SPRINGFIELD, IL — Illinois Attorney General Lisa Madigan announced that the House Judiciary Criminal Law Committee unanimously sent to the full House an amendment to the Illinois Food, Drug and Cosmetics Act that will help address the synthetic drug epidemic in the state.
“Drug makers’ continued attempts to sell synthetic drugs jeopardize the lives of teens and young adults,” Madigan said. “This bill recognizes that chemicals sold to be taken as drugs, regardless of what they’re called or their bogus labeling, are life threatening and illegal.”
Madigan said combating the synthetic drug epidemic presents unique challenges for law enforcement and prosecutors because the chemical makeup of the products can be easily altered by manufacturers to avoid violating the Illinois Controlled Substances Act. In addition, these drugs are sold in packages that misleadingly claim the products are legal as confirmed by so-called “official” lab results.
House Bill 5233, which is sponsored in the House by Rep. Jerry Costello II (D-Smithton) and was crafted by Attorney General Madigan’s office, defines a “synthetic drug product” as one that contains a controlled substance not regulated by the U.S. Food and Drug Administration. The bill makes it illegal under the Illinois Food, Drug and Cosmetics Act to sell these drugs or to falsely advertise a synthetic drug product.
“Illinois faces a severe challenge in combating synthetic drugs because of enterprising retailers and drug makers who try to get around every law we pass,” Rep. Costello said. “This new legislation gets to the heart of the problem by going after those involved in making and distributing constantly evolving drug concoctions. As a former police officer who has taken part in undercover drug busts, I know the toll synthetic drugs are taking in our communities, and this legislation is another strong step in the right direction.”
Synthetic drug use is dramatically rising across the country. In 2010, Poison Control Centers nationwide received 2,915 calls related to synthetic marijuana use. That figured jumped to 6,890 calls in 2011. Reports of “bath salts,” another type of synthetic drug that mimics the effects of cocaine or methamphetamine, were made 303 times to Poison Control Centers in 2010. A year later, the centers received 6,072 calls about bath salts.
Attorney General Madigan and Rep. Costello said adoption of HB 5233 will:
- Amend the definition of a “drug” in the Illinois Food, Drug and Cosmetics Act to define a “synthetic drug product” as a product that contains a controlled substance;

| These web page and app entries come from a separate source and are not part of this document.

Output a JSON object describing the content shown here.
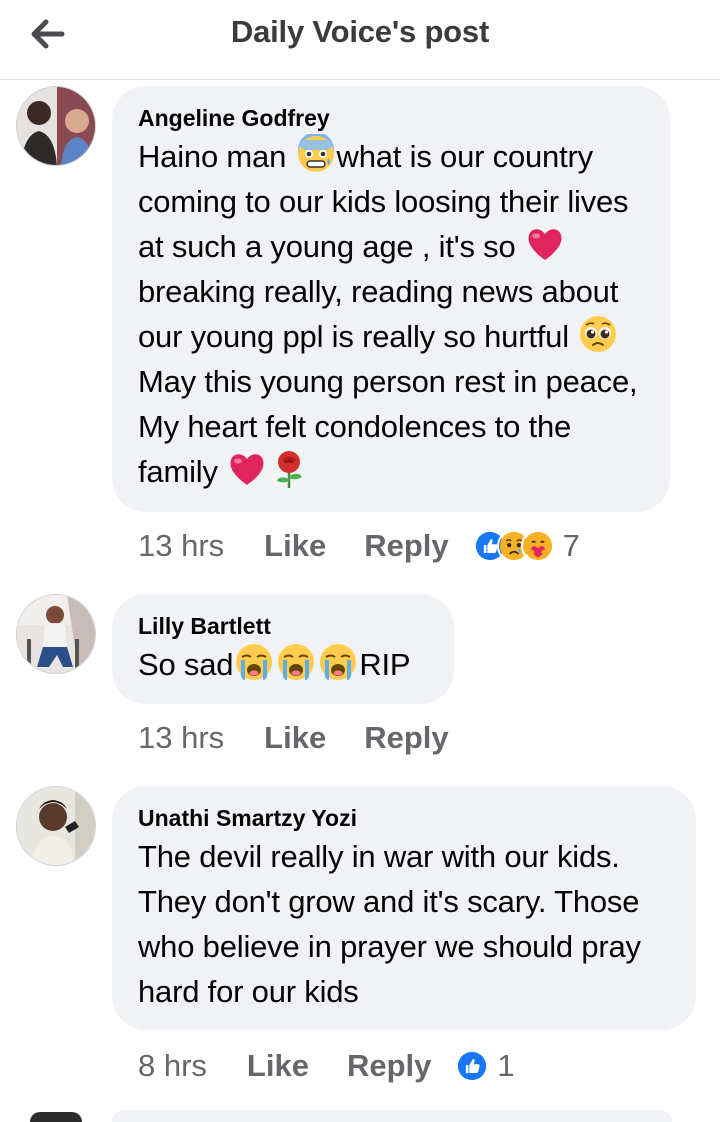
{
  "header": {
    "title": "Daily Voice's post"
  },
  "comments": [
    {
      "author": "Angeline Godfrey",
      "text_parts": [
        "Haino man ",
        "what is our country coming to our kids loosing their lives at such a young age , it's so ",
        " breaking really, reading news about our young ppl is really so hurtful ",
        "May this young person rest in peace, My heart felt condolences to the family "
      ],
      "emojis": [
        "anxious-face-emoji",
        "red-heart-emoji",
        "pleading-face-emoji",
        "red-heart-emoji",
        "rose-emoji"
      ],
      "time": "13 hrs",
      "like_label": "Like",
      "reply_label": "Reply",
      "reactions": [
        "like-reaction-icon",
        "sad-reaction-icon",
        "care-reaction-icon"
      ],
      "reaction_count": "7"
    },
    {
      "author": "Lilly Bartlett",
      "text_parts": [
        "So sad",
        "RIP"
      ],
      "emojis": [
        "loudly-crying-face-emoji",
        "loudly-crying-face-emoji",
        "loudly-crying-face-emoji"
      ],
      "time": "13 hrs",
      "like_label": "Like",
      "reply_label": "Reply"
    },
    {
      "author": "Unathi Smartzy Yozi",
      "text": "The devil really in war with our kids. They don't grow and it's scary. Those who believe in prayer we should pray hard for our kids",
      "time": "8 hrs",
      "like_label": "Like",
      "reply_label": "Reply",
      "reactions": [
        "like-reaction-icon"
      ],
      "reaction_count": "1"
    }
  ],
  "colors": {
    "bubble": "#f0f2f5",
    "meta_text": "#65676b",
    "like_blue": "#1877f2",
    "heart_red": "#e0245e"
  }
}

- Criminalize the distribution of or possession with intent to distribute a synthetic drug product or a drug with a false and misleading label as a Class 2 felony and a Class 1 felony for additional violations;
- Criminalize the false advertisement of a synthetic drug product as a Class 3 felony; and
- Add pentedrone to the list of Schedule 1 controlled substances. Pentedrone is a substance used in some bath salts, which are synthetic drugs that mimic the effect of cocaine.
Attorney General Madigan has been a leader in mobilizing Illinois law enforcement in addressing the dangers of synthetic drugs. In November 2011, Madigan hosted the first statewide summit of police, prosecutors, community leaders, educators and health care providers to examine efforts to deal with the increasing use of synthetic drugs, particularly among teens and young adults. Her office also has been leading a series of synthetic drug busts in coordination with local and county law enforcement officers at retail stores throughout the state.